Alkaline phosphatase specific activity
C-28/I2 cells were treated with recombinant IGF1 (100 ng/ml) in presence or absence of recombinant WISP3 (250 ng/ml) for 18 hours. In addition, C-28/I2 cells either transfected with WISP3 or pcDNA were treated separately with 50 ng/ml or 100 ng/ml of rIGF-1 for 18 hours. Treatment with PBS (control for IGF1) or 10 mM acetic acid (ACA; control for WISP3) was used as a reference. The alkaline phosphatase activities of cell lysates were measured in DEA (diethanolamine) buffer (pH 10.0) (10 mM para-nitrophenyl phosphate PNPP, 2 mM MgCl2, and 0.9 M diethanolamine) (McComb and Bowers, 1972; Böhme et al., 1992). Briefly, each cell lysate (40 µg) was incubated with DEA buffer at 37°C for 30 minutes and the reaction was stopped with 1 M NaOH. The kinetics of PNPP hydrolysis was measured at 415 nm. Standard curve was prepared using different concentrations of para-nitrophenol (PNP). The enzyme specific activity was represented as units per milligram of protein (U/mg) (Bernstine et al., 1973).
Luciferase reporter assay
C-28/I2 chondrocyte cells were co-transfected with the 3×runx2-LUC and renilla luciferase expression vectors at 50∶1 ratio using Lipofectamine 2000 (Invitrogen). 24 hours after transfection, the culture medium was replaced with serum-free DMEM. Subsequently, cells were treated with either IGF1 (100 ng/ml) or WISP3 (250 ng/ml)+IGF1 (100 ng/ml) for 6 hours.
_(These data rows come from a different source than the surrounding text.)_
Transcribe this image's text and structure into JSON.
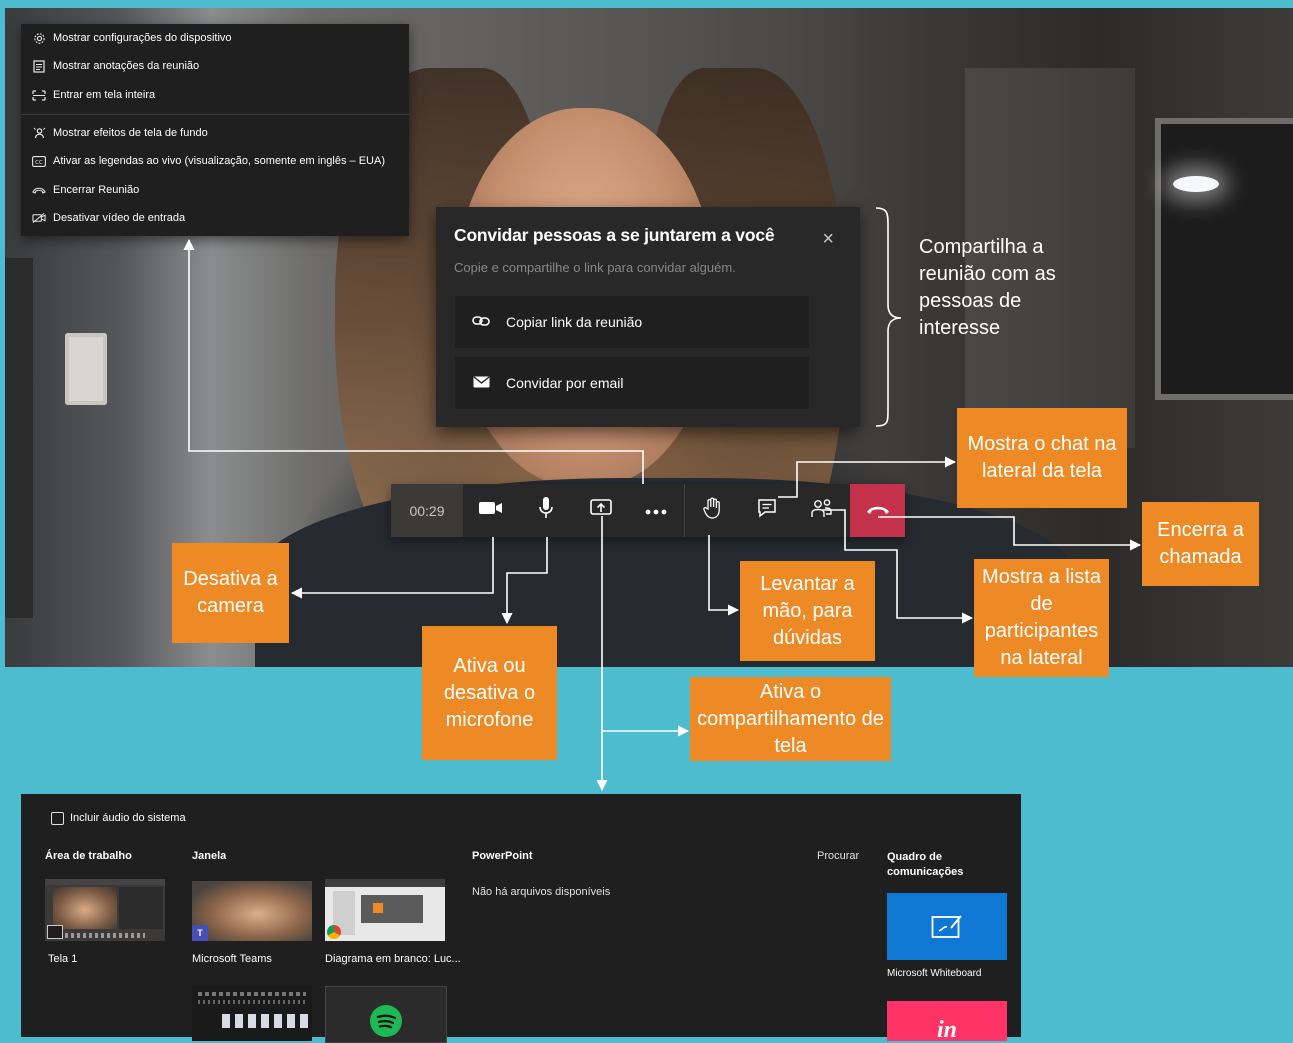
{
  "menu": {
    "items": [
      {
        "icon": "gear-icon",
        "label": "Mostrar configurações do dispositivo"
      },
      {
        "icon": "notes-icon",
        "label": "Mostrar anotações da reunião"
      },
      {
        "icon": "fullscreen-icon",
        "label": "Entrar em tela inteira"
      },
      {
        "icon": "background-effects-icon",
        "label": "Mostrar efeitos de tela de fundo"
      },
      {
        "icon": "captions-icon",
        "label": "Ativar as legendas ao vivo (visualização, somente em inglês – EUA)"
      },
      {
        "icon": "end-meeting-icon",
        "label": "Encerrar Reunião"
      },
      {
        "icon": "video-off-icon",
        "label": "Desativar vídeo de entrada"
      }
    ]
  },
  "invite": {
    "title": "Convidar pessoas a se juntarem a você",
    "subtitle": "Copie e compartilhe o link para convidar alguém.",
    "copy_link": "Copiar link da reunião",
    "email": "Convidar por email"
  },
  "callbar": {
    "timer": "00:29"
  },
  "annotations": {
    "share_meeting": "Compartilha a reunião com as pessoas de interesse",
    "chat": "Mostra o chat na lateral da tela",
    "end_call": "Encerra a chamada",
    "camera": "Desativa a camera",
    "mic": "Ativa ou desativa o microfone",
    "raise_hand": "Levantar a mão, para dúvidas",
    "participants": "Mostra a lista de participantes na lateral",
    "screen_share": "Ativa o compartilhamento de tela"
  },
  "tray": {
    "include_audio": "Incluir áudio do sistema",
    "desktop_header": "Área de trabalho",
    "window_header": "Janela",
    "powerpoint_header": "PowerPoint",
    "browse": "Procurar",
    "whiteboard_header": "Quadro de comunicações",
    "no_files": "Não há arquivos disponíveis",
    "screen1": "Tela 1",
    "teams_window": "Microsoft Teams",
    "diagram_window": "Diagrama em branco: Luc...",
    "whiteboard_app": "Microsoft Whiteboard",
    "invision_logo": "in"
  },
  "colors": {
    "background": "#4ebccf",
    "annotation": "#ee8a25",
    "hangup": "#c4314b",
    "whiteboard": "#0f78d4",
    "invision": "#ff3366",
    "spotify": "#1db954"
  }
}
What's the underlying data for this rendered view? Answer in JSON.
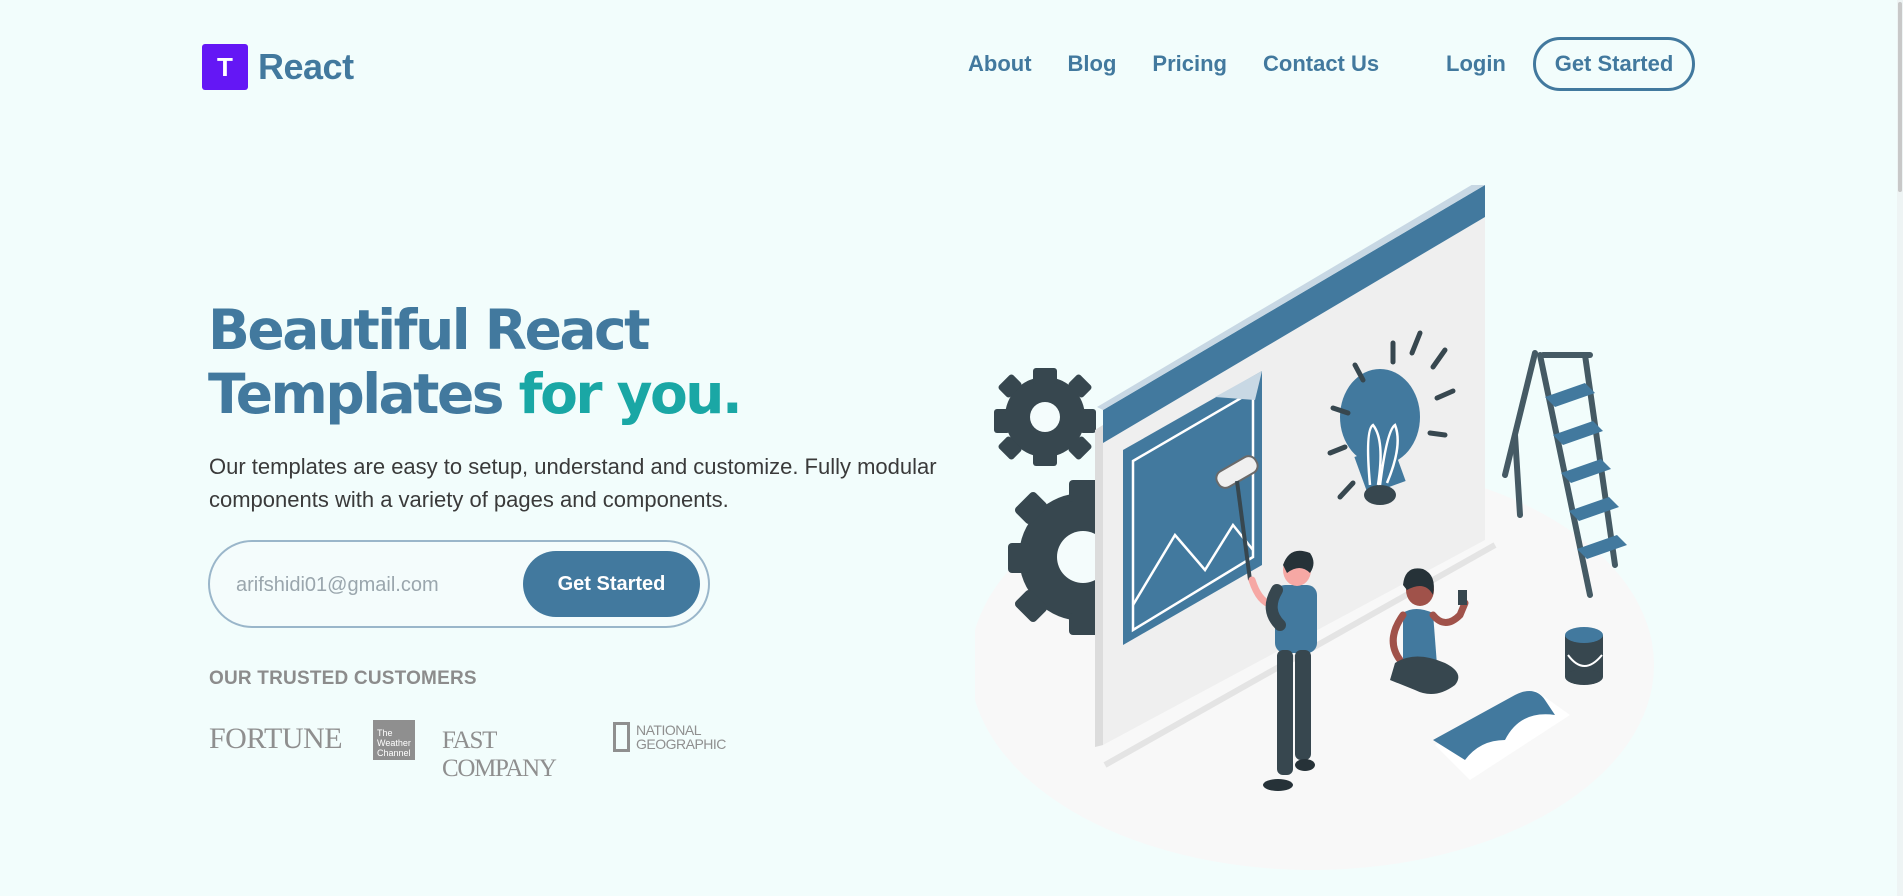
{
  "brand": {
    "logo_letter": "T",
    "name": "React"
  },
  "nav": {
    "items": [
      "About",
      "Blog",
      "Pricing",
      "Contact Us"
    ],
    "login": "Login",
    "cta": "Get Started"
  },
  "hero": {
    "headline_line1": "Beautiful React",
    "headline_line2_main": "Templates ",
    "headline_line2_accent": "for you.",
    "subtext": "Our templates are easy to setup, understand and customize. Fully modular components with a variety of pages and components.",
    "email_value": "arifshidi01@gmail.com",
    "signup_button": "Get Started"
  },
  "customers": {
    "heading": "OUR TRUSTED CUSTOMERS",
    "logos": {
      "fortune": "FORTUNE",
      "weather_channel": [
        "The",
        "Weather",
        "Channel"
      ],
      "fast_company": "FAST COMPANY",
      "national_geographic": [
        "NATIONAL",
        "GEOGRAPHIC"
      ]
    }
  },
  "colors": {
    "background": "#f2fdfc",
    "primary": "#42799e",
    "accent": "#1aa7a5",
    "logo": "#6417f5"
  },
  "illustration": {
    "icon": "painting-website-illustration"
  }
}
Both firefly and renilla luciferase activity were measured using the Luciferase assay kit (Promega).
Statistical analysis was done using GraphPad Prism 4 software. Comparisons were made using unpaired Student's t-test. Bar graphs are expressed as mean ± s.d. Statistical probability is expressed as *P<0.05, **P<0.005 and ***P<0.001; P<0.05 was considered significant. ImageJ software (NIH) was used for densitometric analysis.
We thank G. Ghosh (UCSD, USA) for critical reading, and D. Sarkar and S. Roy for Confocal Microscopy and SPR analysis, respectively.
M.S. designed research; R.S.R., M.P. and M.S. performed research; R.S.R and M.S. analyzed data., and R.S.R., M.P. and M.S. wrote the paper.
This work was supported by a grant from the Department of Science and Technology, Government of India and institutional funding. R.S.R. and M.P. were supported by the University Grants Commission (UGC) and Council of Scientific and Industrial Research (CSIR) fellowships, respectively, from the Government of India.